§ **ASSIGNMENT**:
Find and copy each line of the records where the string "JSON" shows up.

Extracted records
-------------------------

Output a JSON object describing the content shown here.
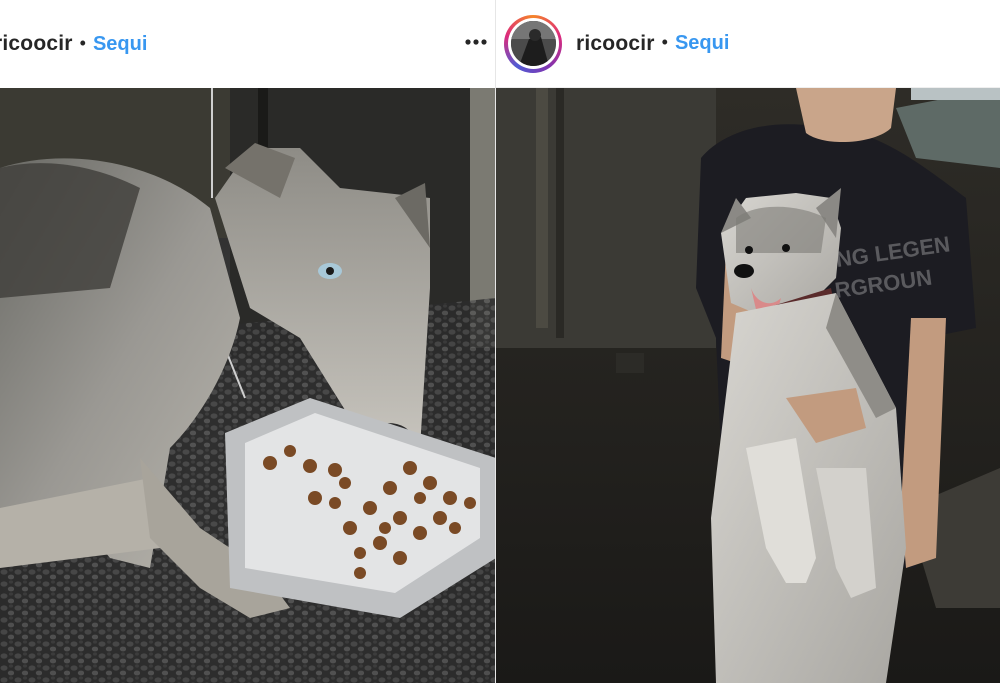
{
  "posts": [
    {
      "username": "ricoocir",
      "separator": "•",
      "follow_label": "Sequi",
      "more_icon": "more-horizontal-icon",
      "photo_subject": "thin-dog-eating-kibble"
    },
    {
      "username": "ricoocir",
      "separator": "•",
      "follow_label": "Sequi",
      "photo_subject": "person-holding-husky"
    }
  ],
  "colors": {
    "follow_link": "#3897f0",
    "username_text": "#262626",
    "ring_gradient": [
      "#f58529",
      "#dd2a7b",
      "#8134af",
      "#515bd4"
    ]
  }
}
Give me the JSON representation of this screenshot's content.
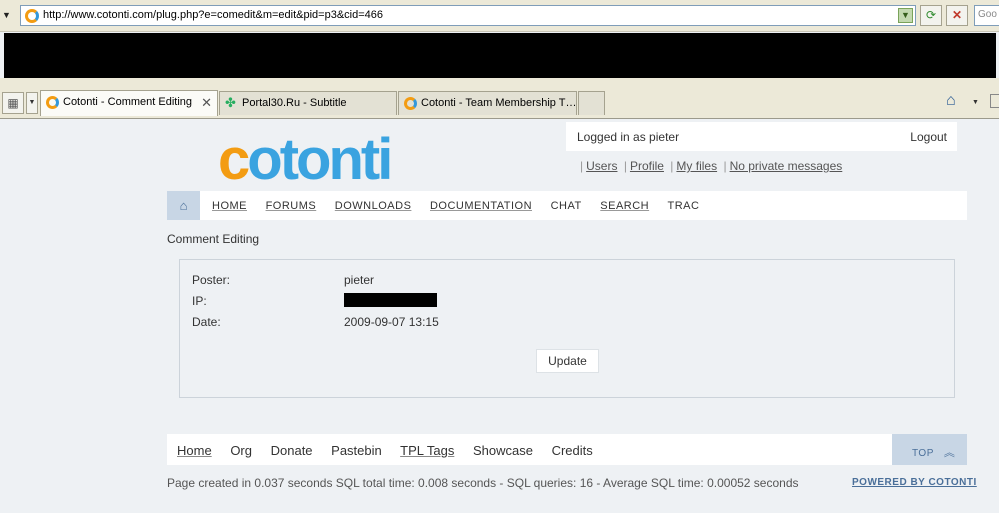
{
  "browser": {
    "url": "http://www.cotonti.com/plug.php?e=comedit&m=edit&pid=p3&cid=466",
    "search_placeholder": "Goo",
    "tabs": [
      {
        "label": "Cotonti - Comment Editing",
        "active": true,
        "icon": "cotonti-favicon"
      },
      {
        "label": "Portal30.Ru - Subtitle",
        "active": false,
        "icon": "clover-favicon"
      },
      {
        "label": "Cotonti - Team Membership T…",
        "active": false,
        "icon": "cotonti-favicon"
      }
    ]
  },
  "header": {
    "logo_text": {
      "part1": "c",
      "part2": "o",
      "part3": "tonti"
    },
    "logged_in": "Logged in as pieter",
    "logout": "Logout",
    "user_links": [
      "Users",
      "Profile",
      "My files",
      "No private messages"
    ]
  },
  "nav": {
    "items": [
      "HOME",
      "FORUMS",
      "DOWNLOADS",
      "DOCUMENTATION",
      "CHAT",
      "SEARCH",
      "TRAC"
    ]
  },
  "main": {
    "title": "Comment Editing",
    "fields": {
      "poster_label": "Poster:",
      "poster_value": "pieter",
      "ip_label": "IP:",
      "date_label": "Date:",
      "date_value": "2009-09-07 13:15"
    },
    "update_button": "Update"
  },
  "footer": {
    "links": [
      "Home",
      "Org",
      "Donate",
      "Pastebin",
      "TPL Tags",
      "Showcase",
      "Credits"
    ],
    "top": "TOP",
    "stats": "Page created in 0.037 seconds SQL total time: 0.008 seconds - SQL queries: 16 - Average SQL time: 0.00052 seconds",
    "powered": "POWERED BY COTONTI"
  },
  "colors": {
    "accent": "#4a6f99",
    "nav_highlight": "#c8d6e5",
    "logo_orange": "#f39c12",
    "logo_blue": "#3aa3e0"
  }
}
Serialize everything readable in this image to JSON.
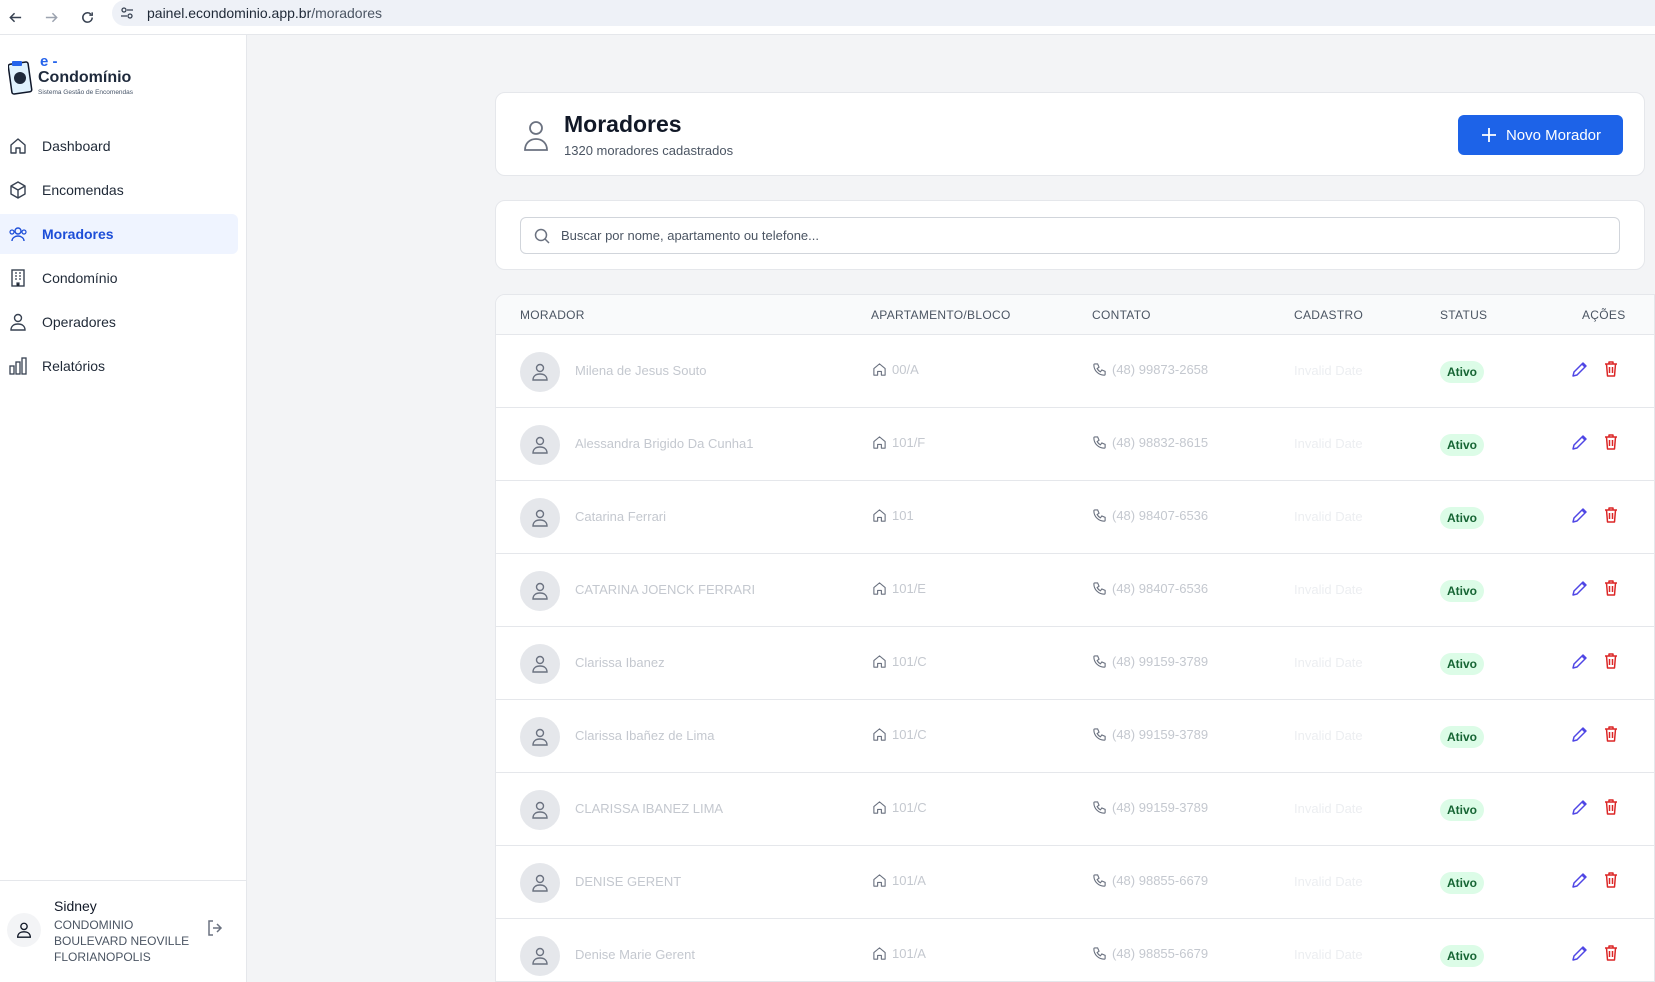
{
  "browser": {
    "url_host": "painel.econdominio.app.br",
    "url_path": "/moradores"
  },
  "sidebar": {
    "logo": {
      "e": "e -",
      "title": "Condomínio",
      "subtitle": "Sistema Gestão de Encomendas"
    },
    "items": [
      {
        "label": "Dashboard",
        "icon": "home-icon"
      },
      {
        "label": "Encomendas",
        "icon": "package-icon"
      },
      {
        "label": "Moradores",
        "icon": "users-icon",
        "active": true
      },
      {
        "label": "Condomínio",
        "icon": "building-icon"
      },
      {
        "label": "Operadores",
        "icon": "user-icon"
      },
      {
        "label": "Relatórios",
        "icon": "bar-chart-icon"
      }
    ],
    "user": {
      "name": "Sidney",
      "org": "CONDOMINIO BOULEVARD NEOVILLE FLORIANOPOLIS"
    }
  },
  "header": {
    "title": "Moradores",
    "subtitle": "1320 moradores cadastrados",
    "new_button": "Novo Morador"
  },
  "search": {
    "placeholder": "Buscar por nome, apartamento ou telefone..."
  },
  "table": {
    "columns": [
      "MORADOR",
      "APARTAMENTO/BLOCO",
      "CONTATO",
      "CADASTRO",
      "STATUS",
      "AÇÕES"
    ],
    "rows": [
      {
        "name": "Milena de Jesus Souto",
        "apt": "00/A",
        "phone": "(48) 99873-2658",
        "date": "Invalid Date",
        "status": "Ativo"
      },
      {
        "name": "Alessandra Brigido Da Cunha1",
        "apt": "101/F",
        "phone": "(48) 98832-8615",
        "date": "Invalid Date",
        "status": "Ativo"
      },
      {
        "name": "Catarina Ferrari",
        "apt": "101",
        "phone": "(48) 98407-6536",
        "date": "Invalid Date",
        "status": "Ativo"
      },
      {
        "name": "CATARINA JOENCK FERRARI",
        "apt": "101/E",
        "phone": "(48) 98407-6536",
        "date": "Invalid Date",
        "status": "Ativo"
      },
      {
        "name": "Clarissa Ibanez",
        "apt": "101/C",
        "phone": "(48) 99159-3789",
        "date": "Invalid Date",
        "status": "Ativo"
      },
      {
        "name": "Clarissa Ibañez de Lima",
        "apt": "101/C",
        "phone": "(48) 99159-3789",
        "date": "Invalid Date",
        "status": "Ativo"
      },
      {
        "name": "CLARISSA IBANEZ LIMA",
        "apt": "101/C",
        "phone": "(48) 99159-3789",
        "date": "Invalid Date",
        "status": "Ativo"
      },
      {
        "name": "DENISE GERENT",
        "apt": "101/A",
        "phone": "(48) 98855-6679",
        "date": "Invalid Date",
        "status": "Ativo"
      },
      {
        "name": "Denise Marie Gerent",
        "apt": "101/A",
        "phone": "(48) 98855-6679",
        "date": "Invalid Date",
        "status": "Ativo"
      }
    ]
  },
  "colors": {
    "accent": "#1d63e8",
    "active_bg": "#eff4ff",
    "badge_bg": "#dcfce7",
    "badge_text": "#166534",
    "edit": "#4f46e5",
    "delete": "#dc2626"
  }
}
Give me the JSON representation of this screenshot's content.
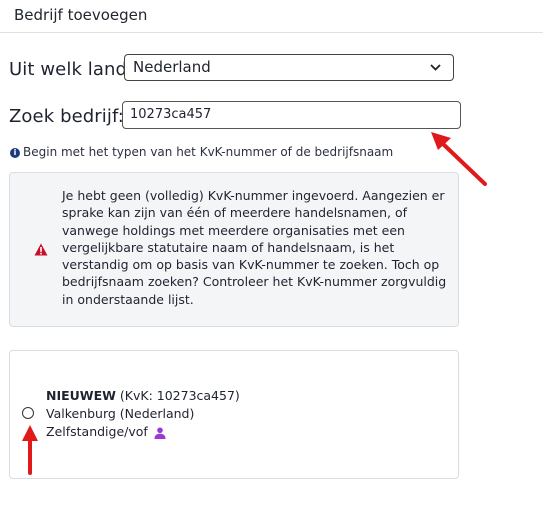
{
  "header": {
    "title": "Bedrijf toevoegen"
  },
  "country": {
    "label": "Uit welk land:",
    "selected": "Nederland"
  },
  "search": {
    "label": "Zoek bedrijf:",
    "value": "10273ca457"
  },
  "hint": {
    "text": "Begin met het typen van het KvK-nummer of de bedrijfsnaam"
  },
  "warning": {
    "text": "Je hebt geen (volledig) KvK-nummer ingevoerd. Aangezien er sprake kan zijn van één of meerdere handelsnamen, of vanwege holdings met meerdere organisaties met een vergelijkbare statutaire naam of handelsnaam, is het verstandig om op basis van KvK-nummer te zoeken. Toch op bedrijfsnaam zoeken? Controleer het KvK-nummer zorgvuldig in onderstaande lijst."
  },
  "result": {
    "name": "NIEUWEW",
    "kvk": "(KvK: 10273ca457)",
    "location": "Valkenburg (Nederland)",
    "type": "Zelfstandige/vof"
  },
  "colors": {
    "arrow": "#e0191b",
    "warning_icon": "#c8102e",
    "user_icon": "#9b37d6",
    "info_icon": "#1c3a7a"
  }
}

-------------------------

§ **TASK RESULT**:
Output a JSON object describing the content shown here.
Give me the JSON representation of this screenshot's content.
Serialize everything readable in this image to JSON.
Give me the JSON representation of this screenshot's content.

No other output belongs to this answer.